The tribunal’s decision does nothing to change the configuration of power in and around the South China Sea.

Beijing’s reaction was swift and ferocious. President Xi Jinping reiterated that the waters had been Chinese territory since ancient times and this ruling could not invalidate such history. Foreign Minister Wang Yi was more succinct and caustic. “This farce is now over,” he stated. “China opposes and will never accept any claim or action based on those awards.”

The Chinese reaction came as no surprise. Beijing had rejected the legitimacy of the arbitration proceedings from the very beginning, and as a decision drew near, the hostile rhetoric intensified.
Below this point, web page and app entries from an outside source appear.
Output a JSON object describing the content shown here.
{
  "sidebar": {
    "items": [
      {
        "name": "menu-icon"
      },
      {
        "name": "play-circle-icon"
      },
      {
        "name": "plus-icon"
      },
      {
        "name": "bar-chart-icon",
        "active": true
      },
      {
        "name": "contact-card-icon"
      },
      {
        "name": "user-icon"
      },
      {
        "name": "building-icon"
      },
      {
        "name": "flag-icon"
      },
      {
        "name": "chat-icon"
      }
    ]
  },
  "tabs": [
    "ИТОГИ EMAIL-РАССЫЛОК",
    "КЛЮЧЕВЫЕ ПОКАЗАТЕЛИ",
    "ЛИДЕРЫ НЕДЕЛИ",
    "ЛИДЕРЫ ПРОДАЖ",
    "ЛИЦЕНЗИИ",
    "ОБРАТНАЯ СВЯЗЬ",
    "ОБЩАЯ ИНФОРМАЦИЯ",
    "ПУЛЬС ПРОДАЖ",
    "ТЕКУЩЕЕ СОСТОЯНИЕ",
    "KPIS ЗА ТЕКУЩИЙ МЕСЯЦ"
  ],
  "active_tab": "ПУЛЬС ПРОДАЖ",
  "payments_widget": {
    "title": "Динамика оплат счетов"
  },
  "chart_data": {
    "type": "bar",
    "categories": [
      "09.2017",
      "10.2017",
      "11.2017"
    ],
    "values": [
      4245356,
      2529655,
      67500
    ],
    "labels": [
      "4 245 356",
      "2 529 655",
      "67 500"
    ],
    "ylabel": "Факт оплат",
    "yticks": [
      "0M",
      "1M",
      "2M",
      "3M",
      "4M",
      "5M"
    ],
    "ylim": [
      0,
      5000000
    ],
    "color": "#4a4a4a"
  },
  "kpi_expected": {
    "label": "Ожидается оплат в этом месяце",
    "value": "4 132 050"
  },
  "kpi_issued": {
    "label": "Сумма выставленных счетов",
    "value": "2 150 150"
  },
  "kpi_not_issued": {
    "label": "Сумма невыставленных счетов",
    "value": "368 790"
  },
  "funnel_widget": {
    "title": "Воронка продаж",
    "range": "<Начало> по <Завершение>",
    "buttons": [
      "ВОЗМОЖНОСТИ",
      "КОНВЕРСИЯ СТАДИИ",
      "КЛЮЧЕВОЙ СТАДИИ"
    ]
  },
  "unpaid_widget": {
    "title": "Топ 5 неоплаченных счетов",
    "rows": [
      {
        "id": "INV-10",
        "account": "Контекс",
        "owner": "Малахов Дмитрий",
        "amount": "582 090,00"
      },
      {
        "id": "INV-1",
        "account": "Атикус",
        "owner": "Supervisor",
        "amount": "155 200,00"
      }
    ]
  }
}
Moreover, China’s actions in the South China Sea became more brazen, most notably a live-fire drill by the Chinese navy earlier this month.

There is likely to be much celebrating in Manila regarding the tribunal ruling. It is about as definitive a legal victory for the position taken by the Philippines’ government as any leader there could have hoped. New president Rodrigo Duterte has been given a diplomatic and propaganda bonanza.

The danger for the United States as Manila’s security guarantor is that Duterte and his government may take the ruling too seriously and believe they have a mandate to really press Beijing. The tribunal’s decision does nothing to change the configuration of power in and around the South China Sea. The Philippines is still a small, weak country; China is still a large, powerful country. And regardless of the tribunal’s ruling and reasoning, the Chinese still believe that their position is right and just. They are not about to back down.

Like any great power, Beijing is not about to subordinate what it sees as vital national interests to the whim of an international tribunal. In this regard, it is worth remembering that the United States, for all its huffing and puffing, is not even a signatory to the Law of the Sea Treaty. If anything, the ruling may well harden the perception in Beijing and Moscow that the Western liberal democracies use international law as an ideological battering ram when convenient—and that it is imperative for them to stand up to the West.

That is why this dynamic places the United States in an awkward and potentially dangerous position. Washington maintains a security treaty with Manila, and however much the “mutual” aspect of that treaty obligation is a laughable fiction, it does not change the underlying reality that Philippine leaders and the Philippine public believe the United States has an obligation to come to their defense if a war breaks out. Weeks ago, Duterte already asked whether the United States backed its treaty ally, and he certainly expected a positive answer.

The danger is that the expectation of U.S. support might encourage Manila to take a bolder stance than it might otherwise think prudent—or would in fact be prudent. That is an inherent danger whenever a major power links its security to the agenda of a small client state. Matters can get out of hand quickly if the client acts in a reckless manner. One need only recall what happened to czarist Russia with its fateful decision to back its small Serbian ally against Austria-Hungary in 1914.

China is already suspicious that the United States is using the Philippines as a pawn against Beijing’s interests in the South China Sea. Indeed, some Chinese officials even believe that Washington prodded Manila to pursue the case with the arbitration panel.

Washington needs to be alert to potential dangers. The defense alliance with the Philippines is an unwise commitment that provides far more risks than benefits to America. It should be rescinded.

But even if U.S. officials are not willing to go that far, they should at least make it very clear to the Duterte government that the United States will not tolerate foolish provocations directed against Beijing. Manila should be content to pocket the tribunal’s decision for the symbolic diplomatic victory that it is. The decision does not give the Philippines a writ to challenge China’s power in the South China Sea. It certainly does not give Manila a writ to do so if it risks dragging America into an armed conflict.

Ted Galen Carpenter, a senior fellow at the Cato Institute and a contributing editor at the National Interest, is the author of 10 books and more than 600 articles on international affairs.